**WORK INSTRUCTION**
Show each line of the data below in which "group" occurs.

**DATASET RECORDS**

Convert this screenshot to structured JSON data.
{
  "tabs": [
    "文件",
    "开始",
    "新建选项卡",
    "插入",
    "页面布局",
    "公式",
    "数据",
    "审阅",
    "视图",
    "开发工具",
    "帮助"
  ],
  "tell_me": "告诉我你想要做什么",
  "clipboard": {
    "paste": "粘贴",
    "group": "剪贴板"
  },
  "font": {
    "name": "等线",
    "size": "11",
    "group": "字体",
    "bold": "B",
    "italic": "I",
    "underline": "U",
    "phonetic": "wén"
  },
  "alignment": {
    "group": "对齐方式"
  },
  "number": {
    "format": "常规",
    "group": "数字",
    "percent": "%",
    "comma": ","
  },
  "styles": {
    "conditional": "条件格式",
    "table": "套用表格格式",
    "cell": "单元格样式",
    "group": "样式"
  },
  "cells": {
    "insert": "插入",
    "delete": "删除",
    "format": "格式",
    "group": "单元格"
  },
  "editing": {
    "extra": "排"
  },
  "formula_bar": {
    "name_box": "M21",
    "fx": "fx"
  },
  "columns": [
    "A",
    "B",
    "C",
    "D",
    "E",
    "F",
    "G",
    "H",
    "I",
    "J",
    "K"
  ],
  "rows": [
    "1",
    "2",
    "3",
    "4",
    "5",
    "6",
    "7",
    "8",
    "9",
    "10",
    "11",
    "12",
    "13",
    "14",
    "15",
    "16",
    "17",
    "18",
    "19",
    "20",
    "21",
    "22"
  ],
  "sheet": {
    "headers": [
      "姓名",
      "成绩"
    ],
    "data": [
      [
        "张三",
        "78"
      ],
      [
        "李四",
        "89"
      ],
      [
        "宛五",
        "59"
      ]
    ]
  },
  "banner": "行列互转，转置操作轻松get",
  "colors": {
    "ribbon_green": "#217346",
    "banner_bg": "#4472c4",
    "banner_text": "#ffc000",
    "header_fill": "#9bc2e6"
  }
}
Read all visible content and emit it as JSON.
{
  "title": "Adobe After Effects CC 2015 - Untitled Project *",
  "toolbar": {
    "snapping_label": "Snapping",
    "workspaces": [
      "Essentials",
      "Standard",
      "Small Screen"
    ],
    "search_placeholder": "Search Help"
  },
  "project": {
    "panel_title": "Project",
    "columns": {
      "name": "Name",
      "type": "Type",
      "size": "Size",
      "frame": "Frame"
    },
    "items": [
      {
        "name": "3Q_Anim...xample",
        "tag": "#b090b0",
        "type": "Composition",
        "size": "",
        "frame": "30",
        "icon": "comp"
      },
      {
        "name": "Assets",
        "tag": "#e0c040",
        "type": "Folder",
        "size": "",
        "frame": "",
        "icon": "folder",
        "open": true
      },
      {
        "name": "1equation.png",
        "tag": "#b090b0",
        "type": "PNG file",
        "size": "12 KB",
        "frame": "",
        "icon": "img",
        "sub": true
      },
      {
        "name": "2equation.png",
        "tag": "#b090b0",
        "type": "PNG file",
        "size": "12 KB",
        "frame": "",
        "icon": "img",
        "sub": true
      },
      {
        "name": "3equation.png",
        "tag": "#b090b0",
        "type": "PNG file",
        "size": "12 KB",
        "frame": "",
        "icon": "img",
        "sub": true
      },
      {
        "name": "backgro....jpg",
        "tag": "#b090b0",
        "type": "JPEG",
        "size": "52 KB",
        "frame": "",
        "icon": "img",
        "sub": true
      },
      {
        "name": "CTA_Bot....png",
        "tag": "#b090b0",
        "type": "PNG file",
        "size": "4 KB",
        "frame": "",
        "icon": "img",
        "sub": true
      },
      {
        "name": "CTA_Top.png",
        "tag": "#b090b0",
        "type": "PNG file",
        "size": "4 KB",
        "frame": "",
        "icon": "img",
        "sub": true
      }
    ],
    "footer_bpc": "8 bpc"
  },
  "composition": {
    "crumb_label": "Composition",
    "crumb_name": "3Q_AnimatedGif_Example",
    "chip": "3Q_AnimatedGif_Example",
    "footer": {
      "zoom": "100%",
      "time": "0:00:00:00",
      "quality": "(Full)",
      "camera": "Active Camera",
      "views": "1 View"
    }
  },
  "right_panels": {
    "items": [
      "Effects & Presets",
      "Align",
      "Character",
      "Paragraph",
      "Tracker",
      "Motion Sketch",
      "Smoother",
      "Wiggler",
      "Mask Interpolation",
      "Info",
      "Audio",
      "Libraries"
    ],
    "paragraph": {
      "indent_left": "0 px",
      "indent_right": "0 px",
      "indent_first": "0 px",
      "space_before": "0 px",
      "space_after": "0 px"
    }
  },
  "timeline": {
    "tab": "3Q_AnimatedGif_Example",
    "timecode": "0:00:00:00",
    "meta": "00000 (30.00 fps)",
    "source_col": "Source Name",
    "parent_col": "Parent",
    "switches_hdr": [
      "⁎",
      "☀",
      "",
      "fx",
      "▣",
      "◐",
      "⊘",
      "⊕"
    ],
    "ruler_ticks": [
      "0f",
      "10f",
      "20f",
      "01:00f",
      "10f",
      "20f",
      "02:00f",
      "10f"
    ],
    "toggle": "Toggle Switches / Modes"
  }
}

**RESPONSE BOX**
    "group": "剪贴板"
    "group": "字体",
    "group": "对齐方式"
    "group": "数字",
    "group": "样式"
    "group": "单元格"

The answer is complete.